In recent years, the government bonds of some countries have been negative for investors. Among others, Germany Switzerland, Sweden, Denmark, and Japan have charged depositors instead of remunerating them. In these (rather extreme) situations, the borrower is remunerated for borrowing and the lender is penalized for lending. In corporate and engineering contexts, negative capitals with negative rates often occur whenever the firm retires from an activity or abandons a given course of action. This may conceptualized by saying that the firm borrows from the project and is remunerated for this borrowing (see Sect.
1.4).
A loan is then a less general concept than savingsandcredit account.
An income/profit/return rate is unambiguously defined as the ratio
\(i_t=I_t/C_{t\!\!1}\). The ratio
\(F_t/C_{t\!\!1}\) is a rate, but not an income/profit/return rate.
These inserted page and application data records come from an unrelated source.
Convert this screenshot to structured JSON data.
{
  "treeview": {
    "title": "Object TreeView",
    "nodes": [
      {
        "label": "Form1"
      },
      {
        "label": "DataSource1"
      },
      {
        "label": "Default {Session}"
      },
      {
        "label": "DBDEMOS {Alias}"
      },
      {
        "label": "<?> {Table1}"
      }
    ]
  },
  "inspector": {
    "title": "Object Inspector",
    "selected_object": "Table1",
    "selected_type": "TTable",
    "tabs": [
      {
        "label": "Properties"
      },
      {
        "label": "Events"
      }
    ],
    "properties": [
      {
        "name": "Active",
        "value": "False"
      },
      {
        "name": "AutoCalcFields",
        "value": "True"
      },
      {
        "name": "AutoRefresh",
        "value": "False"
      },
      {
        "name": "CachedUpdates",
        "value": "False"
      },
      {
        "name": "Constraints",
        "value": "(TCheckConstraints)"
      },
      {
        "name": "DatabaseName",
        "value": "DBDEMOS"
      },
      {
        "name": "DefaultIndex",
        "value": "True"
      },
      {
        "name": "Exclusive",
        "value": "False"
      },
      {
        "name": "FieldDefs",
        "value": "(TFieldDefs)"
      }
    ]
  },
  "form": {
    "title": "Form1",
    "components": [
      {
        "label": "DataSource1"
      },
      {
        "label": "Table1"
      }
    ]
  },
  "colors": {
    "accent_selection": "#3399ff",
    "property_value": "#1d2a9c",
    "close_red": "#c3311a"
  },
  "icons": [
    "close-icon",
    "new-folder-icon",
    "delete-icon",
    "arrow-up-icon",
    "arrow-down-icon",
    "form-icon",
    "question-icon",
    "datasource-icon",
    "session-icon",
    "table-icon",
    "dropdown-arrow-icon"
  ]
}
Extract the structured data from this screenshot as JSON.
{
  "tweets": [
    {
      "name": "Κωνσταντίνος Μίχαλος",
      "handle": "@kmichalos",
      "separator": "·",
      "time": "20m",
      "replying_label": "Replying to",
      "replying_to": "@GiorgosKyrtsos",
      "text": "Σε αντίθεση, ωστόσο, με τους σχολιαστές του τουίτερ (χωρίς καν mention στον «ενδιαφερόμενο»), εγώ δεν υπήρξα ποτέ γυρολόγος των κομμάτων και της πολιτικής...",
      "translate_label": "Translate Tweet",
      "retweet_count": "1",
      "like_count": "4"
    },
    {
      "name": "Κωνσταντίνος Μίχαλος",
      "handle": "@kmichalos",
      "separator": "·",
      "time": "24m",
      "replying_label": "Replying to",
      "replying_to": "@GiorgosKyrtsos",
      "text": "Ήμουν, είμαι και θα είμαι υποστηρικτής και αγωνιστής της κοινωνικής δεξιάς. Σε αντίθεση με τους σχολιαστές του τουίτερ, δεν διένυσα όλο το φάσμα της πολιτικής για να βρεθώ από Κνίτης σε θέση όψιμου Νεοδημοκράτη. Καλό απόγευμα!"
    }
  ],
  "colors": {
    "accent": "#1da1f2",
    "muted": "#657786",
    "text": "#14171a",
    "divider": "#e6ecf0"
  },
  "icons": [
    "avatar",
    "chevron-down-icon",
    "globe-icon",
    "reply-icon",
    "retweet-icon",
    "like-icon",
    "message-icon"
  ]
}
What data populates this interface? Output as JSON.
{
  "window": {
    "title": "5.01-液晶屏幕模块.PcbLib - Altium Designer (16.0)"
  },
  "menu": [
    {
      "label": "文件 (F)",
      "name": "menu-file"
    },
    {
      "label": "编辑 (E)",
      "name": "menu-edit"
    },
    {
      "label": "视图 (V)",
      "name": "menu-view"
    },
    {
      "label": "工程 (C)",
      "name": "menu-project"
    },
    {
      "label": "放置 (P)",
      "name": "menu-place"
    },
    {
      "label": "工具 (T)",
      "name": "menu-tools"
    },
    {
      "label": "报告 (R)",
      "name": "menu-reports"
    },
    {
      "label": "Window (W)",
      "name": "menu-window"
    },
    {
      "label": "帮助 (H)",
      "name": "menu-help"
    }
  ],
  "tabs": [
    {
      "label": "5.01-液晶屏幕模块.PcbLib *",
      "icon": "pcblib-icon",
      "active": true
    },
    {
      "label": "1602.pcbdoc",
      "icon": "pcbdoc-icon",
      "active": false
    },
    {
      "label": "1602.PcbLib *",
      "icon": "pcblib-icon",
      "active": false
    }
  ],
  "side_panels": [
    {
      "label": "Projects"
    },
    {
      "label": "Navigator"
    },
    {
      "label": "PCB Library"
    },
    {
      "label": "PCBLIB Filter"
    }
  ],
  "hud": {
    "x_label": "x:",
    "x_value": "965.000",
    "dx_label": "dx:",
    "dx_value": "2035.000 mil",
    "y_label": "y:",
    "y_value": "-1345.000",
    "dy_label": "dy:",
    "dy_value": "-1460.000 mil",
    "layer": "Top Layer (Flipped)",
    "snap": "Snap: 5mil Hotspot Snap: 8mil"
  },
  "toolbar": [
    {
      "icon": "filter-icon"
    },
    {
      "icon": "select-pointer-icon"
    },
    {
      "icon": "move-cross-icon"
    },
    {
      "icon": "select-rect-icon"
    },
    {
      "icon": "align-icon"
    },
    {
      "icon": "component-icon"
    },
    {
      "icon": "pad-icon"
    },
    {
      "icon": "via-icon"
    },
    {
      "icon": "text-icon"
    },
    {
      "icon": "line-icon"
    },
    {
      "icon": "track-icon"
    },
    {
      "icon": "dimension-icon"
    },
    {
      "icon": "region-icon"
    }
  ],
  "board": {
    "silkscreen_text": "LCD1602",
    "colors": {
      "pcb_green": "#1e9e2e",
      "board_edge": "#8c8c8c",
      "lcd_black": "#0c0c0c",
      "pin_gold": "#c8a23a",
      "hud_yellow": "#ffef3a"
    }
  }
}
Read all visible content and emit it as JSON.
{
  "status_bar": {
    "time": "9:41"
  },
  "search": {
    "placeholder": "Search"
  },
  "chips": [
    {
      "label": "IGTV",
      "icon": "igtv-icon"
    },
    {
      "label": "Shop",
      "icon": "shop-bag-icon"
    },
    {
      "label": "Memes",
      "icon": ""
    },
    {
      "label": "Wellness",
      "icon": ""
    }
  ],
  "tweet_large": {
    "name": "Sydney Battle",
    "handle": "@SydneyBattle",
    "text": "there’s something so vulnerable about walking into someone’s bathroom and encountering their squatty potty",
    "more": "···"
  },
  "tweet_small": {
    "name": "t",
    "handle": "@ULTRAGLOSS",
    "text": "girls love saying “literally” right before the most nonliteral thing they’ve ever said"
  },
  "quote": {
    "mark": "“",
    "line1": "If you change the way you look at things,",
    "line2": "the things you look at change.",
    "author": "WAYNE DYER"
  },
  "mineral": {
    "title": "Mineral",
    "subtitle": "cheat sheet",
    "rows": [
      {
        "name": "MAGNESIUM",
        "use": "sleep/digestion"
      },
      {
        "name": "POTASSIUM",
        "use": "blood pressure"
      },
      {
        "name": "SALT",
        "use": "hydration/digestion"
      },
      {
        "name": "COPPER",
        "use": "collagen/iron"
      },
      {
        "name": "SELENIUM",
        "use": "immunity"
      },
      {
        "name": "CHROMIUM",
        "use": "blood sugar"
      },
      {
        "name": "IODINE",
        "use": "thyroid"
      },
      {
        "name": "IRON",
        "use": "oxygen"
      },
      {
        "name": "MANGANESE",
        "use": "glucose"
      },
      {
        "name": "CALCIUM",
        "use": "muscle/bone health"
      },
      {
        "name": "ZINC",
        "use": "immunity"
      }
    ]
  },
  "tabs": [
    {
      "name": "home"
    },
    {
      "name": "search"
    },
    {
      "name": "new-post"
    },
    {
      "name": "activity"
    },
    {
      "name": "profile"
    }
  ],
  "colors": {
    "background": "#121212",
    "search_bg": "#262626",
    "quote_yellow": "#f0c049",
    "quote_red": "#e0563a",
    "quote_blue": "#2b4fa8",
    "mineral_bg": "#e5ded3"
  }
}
However, an income rate may well be expressed in terms of cash flow: From
\(i_t=I_t/C_{t\!\!1}\) and considering that
\(I_t\) is equal to
\(F_t+\varDelta C_t\),
\(i_t\) may be written as
\(i_t=(F_t+\varDelta C_t)/C_{t\!\!1}=(F_t+ C_tC_{t\!\!1})/C_{t\!\!1}\) (see Eq. (
1.9)).
Historically, income has been viewed as a ‘surplus capital’: “income is the surplus net worth (proprietor’s interest) accruing during the period after maintaining opening capital (net worth) intact.” (Whittington 2017, p. 43). Traces of it can still be found in the accounting expression “clean surplus relation” which is the name accountants and accounting scholars give to Eq. (
1.1), where
\(I_t\) is called “comprehensive income” (see, for example, Brief and Peasnell 1996).
The incomes and cash flows of the following examples (and, in general, of the first two chapters of the book) may be considered aftertax amounts. Alternatively, one may well assume that they are pretax amounts (or that the projects are undertaken in a taxfree world). Taxes will be introduced in Chap.
3.
Note that the capital at time
\(t=1\), which we assume to be equal to
\(\$\)7,200, is irrelevant: The difference between the cash flows of the alternatives does not depend on it and is, invariably, equal to
\(\$\)6,500.
This terminology might well be extended to expansion projects and abandonment projects.
In principle, one might consider an additional terminal outflow for dismantling the plant.
More precisely, the income rate is not defined for the capital is zero. As the income is positive, one might use the concept of limit to conventionally define it to be equal to
\(i_t=+\infty \).
See Magni amd Marchioni (2019) for description of a more realistic example of PhV plant.
\(I_0=0\) is assumed.
 Titel
 Dynamics. The Law of Motion
 DOI
 https://doi.org/10.1007/9783030276621_1
 Autor:

Carlo Alberto Magni
 Sequenznummer
 1
 Kapitelnummer
 Chapter 1